A potential banana-skin tie awaited Chelsea in the quarter-finals, as Benfica, who progressed through their group at the expense of Manchester United, would prove no pushovers. However, an assured performance at the Estadio da Luz saw a 1-0 win for the Premier League outfit, who huffed and puffed to win the return fixture 2-1 also. Brave team selection in the away leg by Di Matteo reaped benefits, and set up a semi-final with Barcelona.
Chelsea had unfinished business against the Catalan giants after previous close calls, and over 180 minutes rode their luck but ultimately did what it took to make the final. Despite being outplayed in the first leg, a 1-0 victory courtesy of a solitary Didier Drogba strike gave the Blues the slimmest of advantages to take to Camp Nou. After 44 minutes of the second leg Chelsea were staring down the barrel: trailing 2-0 and down to ten men after John Terry’s dismissal. However, a deft Ramires chip, stern defensive effort and last-gasp Fernando Torres strike offered up a memorable night for the travelling support.

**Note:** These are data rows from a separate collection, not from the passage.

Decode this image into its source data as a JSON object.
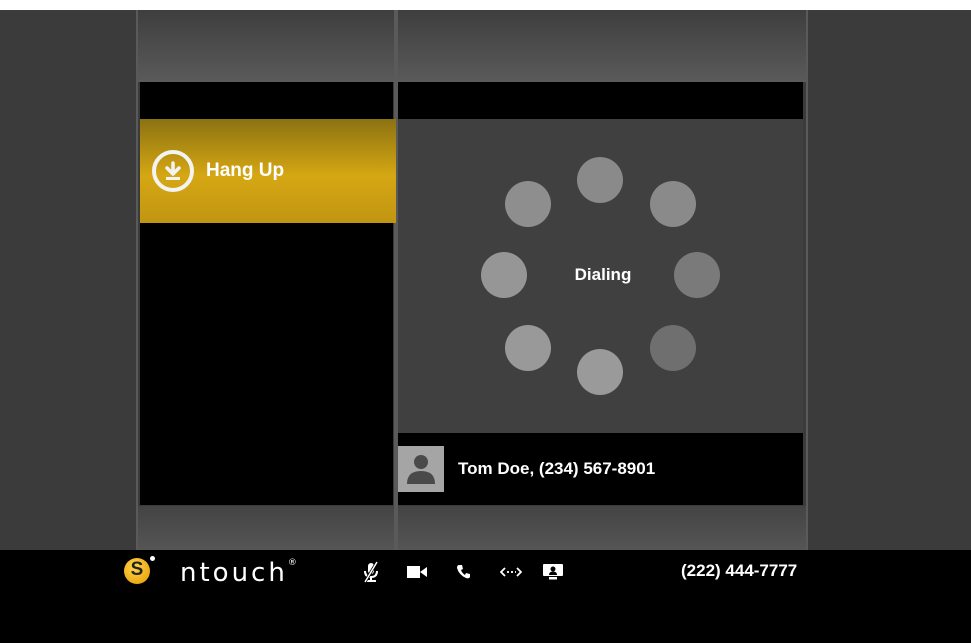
{
  "call": {
    "hangup_label": "Hang Up",
    "status": "Dialing",
    "contact": "Tom Doe, (234) 567-8901"
  },
  "footer": {
    "brand": "ntouch",
    "brand_mark": "®",
    "logo_letter": "S",
    "phone_number": "(222) 444-7777",
    "icons": [
      "mic-muted-icon",
      "video-camera-icon",
      "phone-icon",
      "transfer-icon",
      "screen-share-icon"
    ]
  },
  "colors": {
    "accent": "#d6a713",
    "background": "#3b3b3b",
    "spinner": "#8a8a8a"
  }
}
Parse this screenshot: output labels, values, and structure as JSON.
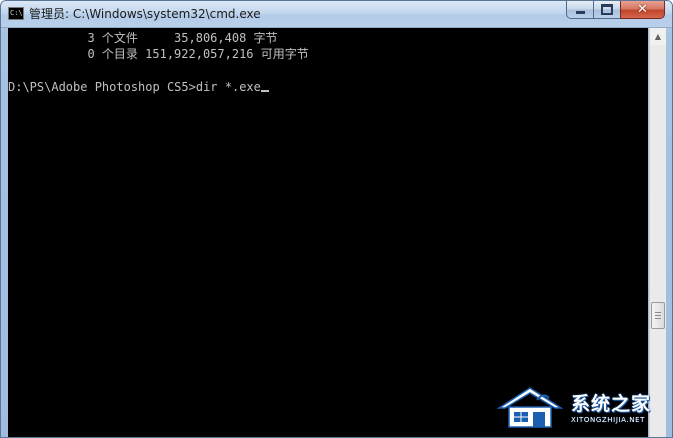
{
  "window": {
    "title": "管理员: C:\\Windows\\system32\\cmd.exe",
    "icon": "cmd-icon",
    "icon_text": "C:\\"
  },
  "captions": {
    "close_glyph": "✕"
  },
  "console": {
    "lines": [
      "           3 个文件     35,806,408 字节",
      "           0 个目录 151,922,057,216 可用字节",
      "",
      "D:\\PS\\Adobe Photoshop CS5>dir *.exe"
    ],
    "text_color": "#c0c0c0",
    "background": "#000000"
  },
  "scrollbar": {
    "up_arrow": "▲"
  },
  "watermark": {
    "text": "系统之家",
    "subtext": "XITONGZHIJIA.NET",
    "color": "#1c5fb0"
  }
}
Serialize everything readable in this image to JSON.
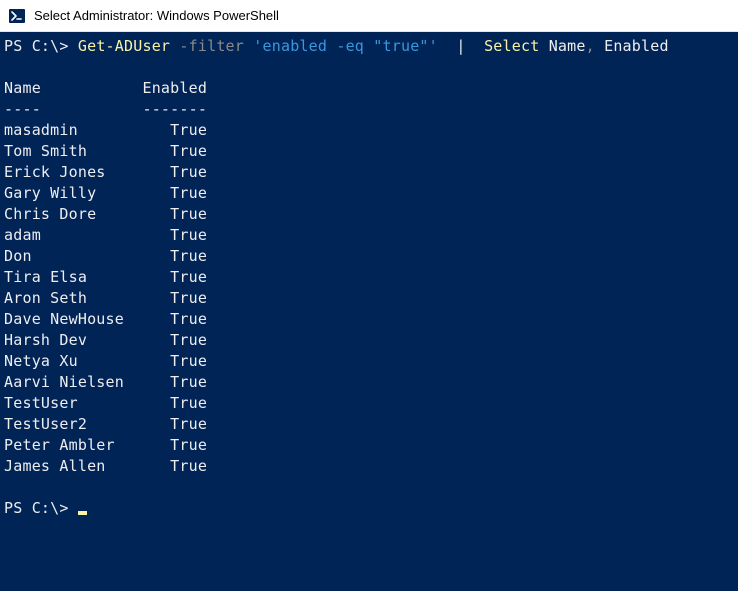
{
  "window": {
    "title": "Select Administrator: Windows PowerShell"
  },
  "prompt": "PS C:\\> ",
  "cmd": {
    "cmdlet": "Get-ADUser",
    "param_filter": "-filter",
    "filter_value": "'enabled -eq \"true\"'",
    "pipe": "|",
    "select": "Select",
    "col1": "Name",
    "comma": ",",
    "col2": "Enabled"
  },
  "headers": {
    "name": "Name",
    "enabled": "Enabled",
    "name_underline": "----",
    "enabled_underline": "-------"
  },
  "rows": [
    {
      "name": "masadmin",
      "enabled": "True"
    },
    {
      "name": "Tom Smith",
      "enabled": "True"
    },
    {
      "name": "Erick Jones",
      "enabled": "True"
    },
    {
      "name": "Gary Willy",
      "enabled": "True"
    },
    {
      "name": "Chris Dore",
      "enabled": "True"
    },
    {
      "name": "adam",
      "enabled": "True"
    },
    {
      "name": "Don",
      "enabled": "True"
    },
    {
      "name": "Tira Elsa",
      "enabled": "True"
    },
    {
      "name": "Aron Seth",
      "enabled": "True"
    },
    {
      "name": "Dave NewHouse",
      "enabled": "True"
    },
    {
      "name": "Harsh Dev",
      "enabled": "True"
    },
    {
      "name": "Netya Xu",
      "enabled": "True"
    },
    {
      "name": "Aarvi Nielsen",
      "enabled": "True"
    },
    {
      "name": "TestUser",
      "enabled": "True"
    },
    {
      "name": "TestUser2",
      "enabled": "True"
    },
    {
      "name": "Peter Ambler",
      "enabled": "True"
    },
    {
      "name": "James Allen",
      "enabled": "True"
    }
  ],
  "col_width_name": 14,
  "col_width_enabled": 7
}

Over the course of the campaign it is difficult to pick out individuals who have inspired their team to progression, as the upturn in fortunes must be accredited to a collective team effort. Undoubtedly Chelsea’s senior players have led this, and Didier Drogba, out of contract in the summer and facing an exit from the club, must get credit for his goals and leading from the front. Di Matteo’s tactics and man management must also be heralded, and the Italian must surely be given a permanent place on the Stamford Bridge hotseat should his team defeat Bayern in the final.
At times with more grit than guile, Bayern and Chelsea deserve their places in what should be a blood and thunder final. The Bavarians have an exemplary home record, but on current form, if anyone can beat them at the Allianz Arena it may well be the west London outfit.
Published – Soccerlens